NMC spokesperson Kristy Hempel said: "Grace Ellis' behaviour shows a pattern over a number of years of not acting on the wishes and best interests of patients.

"These were a vulnerable group of people in Ellis' care and her behaviour amounted to serious breaches of the NMC Code, which states that as a nurse you must protect and support the health of individual patients."

Copyright © Press Association 2009

Nursing and Midwifery Council

Your comments (terms and conditions apply):

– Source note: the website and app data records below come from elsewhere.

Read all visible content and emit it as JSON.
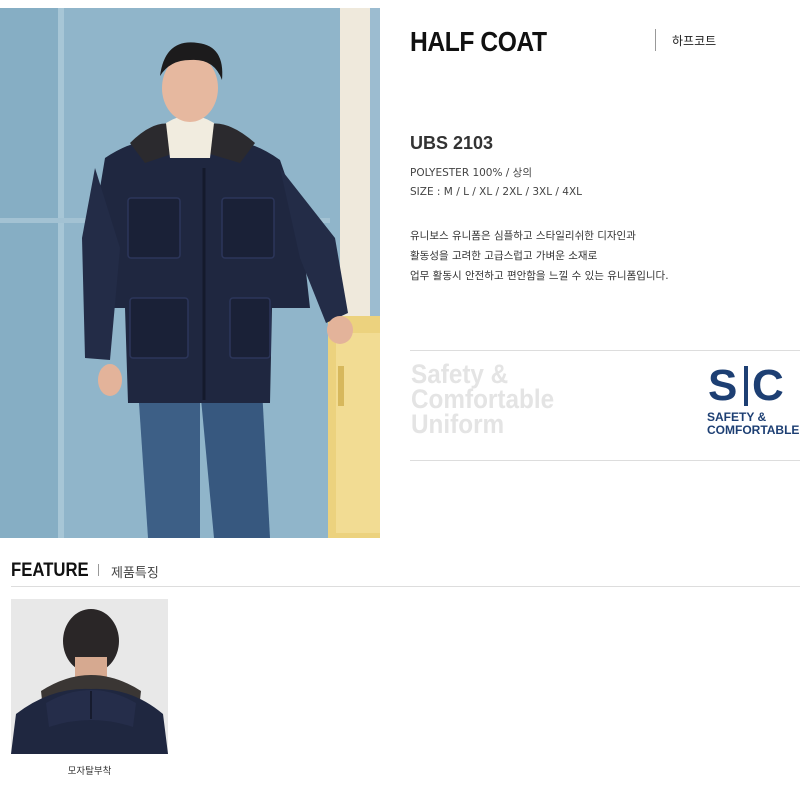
{
  "product": {
    "title": "HALF COAT",
    "title_ko": "하프코트",
    "model": "UBS 2103",
    "material": "POLYESTER 100% / 상의",
    "sizes": "SIZE : M / L / XL / 2XL / 3XL / 4XL",
    "description": [
      "유니보스 유니폼은 심플하고 스타일리쉬한 디자인과",
      "활동성을 고려한 고급스럽고 가벼운 소재로",
      "업무 활동시 안전하고 편안함을 느낄 수 있는 유니폼입니다."
    ]
  },
  "brand": {
    "slogan": [
      "Safety &",
      "Comfortable",
      "Uniform"
    ],
    "logo_s": "S",
    "logo_c": "C",
    "logo_sub": [
      "SAFETY &",
      "COMFORTABLE"
    ],
    "logo_color": "#1d3f73"
  },
  "feature": {
    "title": "FEATURE",
    "title_ko": "제품특징",
    "items": [
      {
        "caption": "모자탈부착"
      }
    ]
  },
  "colors": {
    "coat_navy": "#1f2740",
    "background_blue": "#8fb4c9",
    "slogan_gray": "#e4e4e4"
  }
}
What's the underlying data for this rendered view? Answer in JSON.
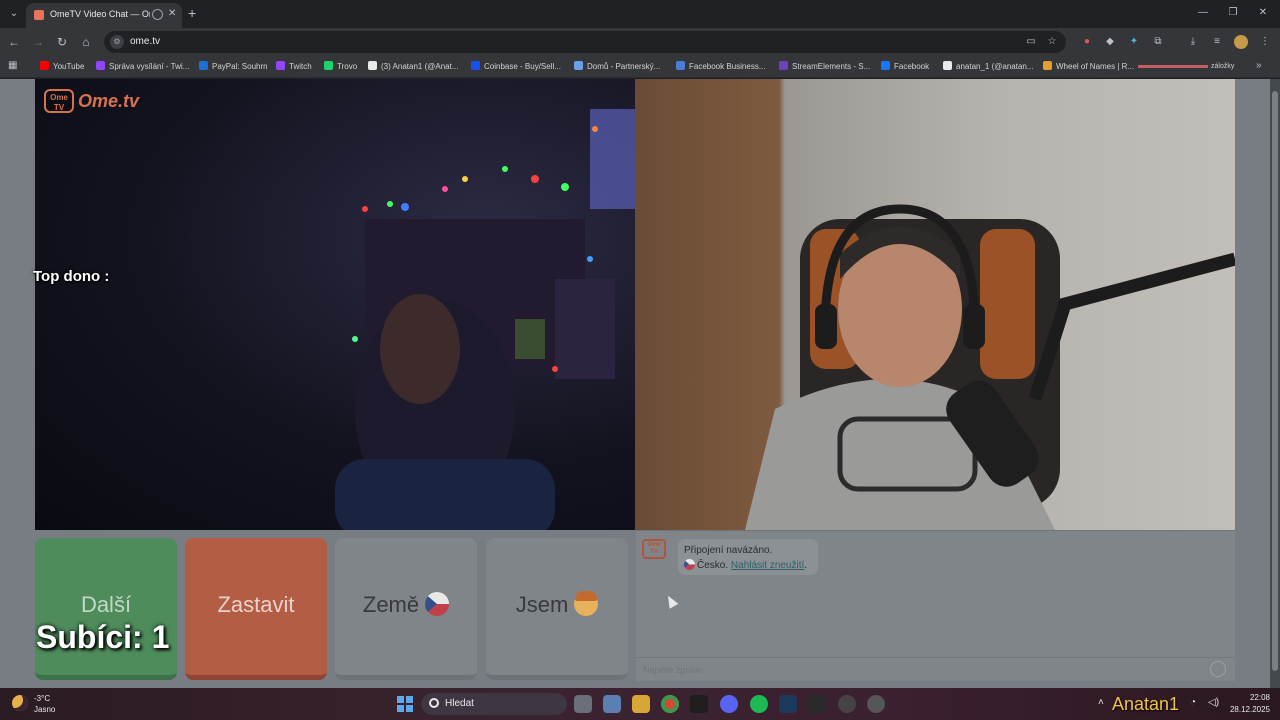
{
  "browser": {
    "tab_title": "OmeTV Video Chat — Ome",
    "url": "ome.tv"
  },
  "bookmarks": [
    {
      "label": "YouTube",
      "color": "#ff0000"
    },
    {
      "label": "Správa vysílání - Twi...",
      "color": "#9146ff"
    },
    {
      "label": "PayPal: Souhrn",
      "color": "#1d6fd1"
    },
    {
      "label": "Twitch",
      "color": "#9146ff"
    },
    {
      "label": "Trovo",
      "color": "#19d66b"
    },
    {
      "label": "(3) Anatan1 (@Anat...",
      "color": "#e8eaed"
    },
    {
      "label": "Coinbase - Buy/Sell...",
      "color": "#1652f0"
    },
    {
      "label": "Domů - Partnerský...",
      "color": "#6aa0e8"
    },
    {
      "label": "Facebook Business...",
      "color": "#4a7ed6"
    },
    {
      "label": "StreamElements - S...",
      "color": "#6f42c1"
    },
    {
      "label": "Facebook",
      "color": "#1877f2"
    },
    {
      "label": "anatan_1 (@anatan...",
      "color": "#e8eaed"
    },
    {
      "label": "Wheel of Names | R...",
      "color": "#e0a030"
    }
  ],
  "bookmarks_other": "záložky",
  "page": {
    "logo_box": "Ome TV",
    "logo_text": "Ome.tv",
    "overlay_top_dono": "Top dono :",
    "overlay_subs": "Subíci: 1",
    "buttons": {
      "next": "Další",
      "stop": "Zastavit",
      "country": "Země",
      "gender": "Jsem"
    },
    "chat": {
      "logo": "Ome TV",
      "connected": "Připojení navázáno.",
      "country": "Česko.",
      "report": "Nahlásit zneužití",
      "input_placeholder": "Napište zprávu"
    }
  },
  "taskbar": {
    "weather_temp": "-3°C",
    "weather_desc": "Jasno",
    "search_label": "Hledat",
    "time": "22:08",
    "date": "28.12.2025",
    "watermark": "Anatan1"
  }
}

"Further to your article on Thursday 26 March 2009 in which it was reported that Grace Ellis from Poole, Dorset, has been struck off the Nursing and Midwifery Council (NMC), we write to express our thanks to the NMC for their support in resolving this matter. The Royal Masonic Benevolent Institution (RMBI) were first alerted to allegations of inappropriate behaviour in respect of Grace Ellis in November 2006. Grace was immediately suspended and the relevant regulatory authorities were informed. The allegations were fully investigated and as a consequence of our findings and due process, Grace was dismissed from RMBI employment in December 2006.
The RMBI is committed to providing quality care to all of its residents whose safety and wellbeing is of paramount importance. As such, the RMBI adopt a zero tolerance policy in respect of the rare occasions where that trust is broken, to ensure that staff behaviour reflect our core values."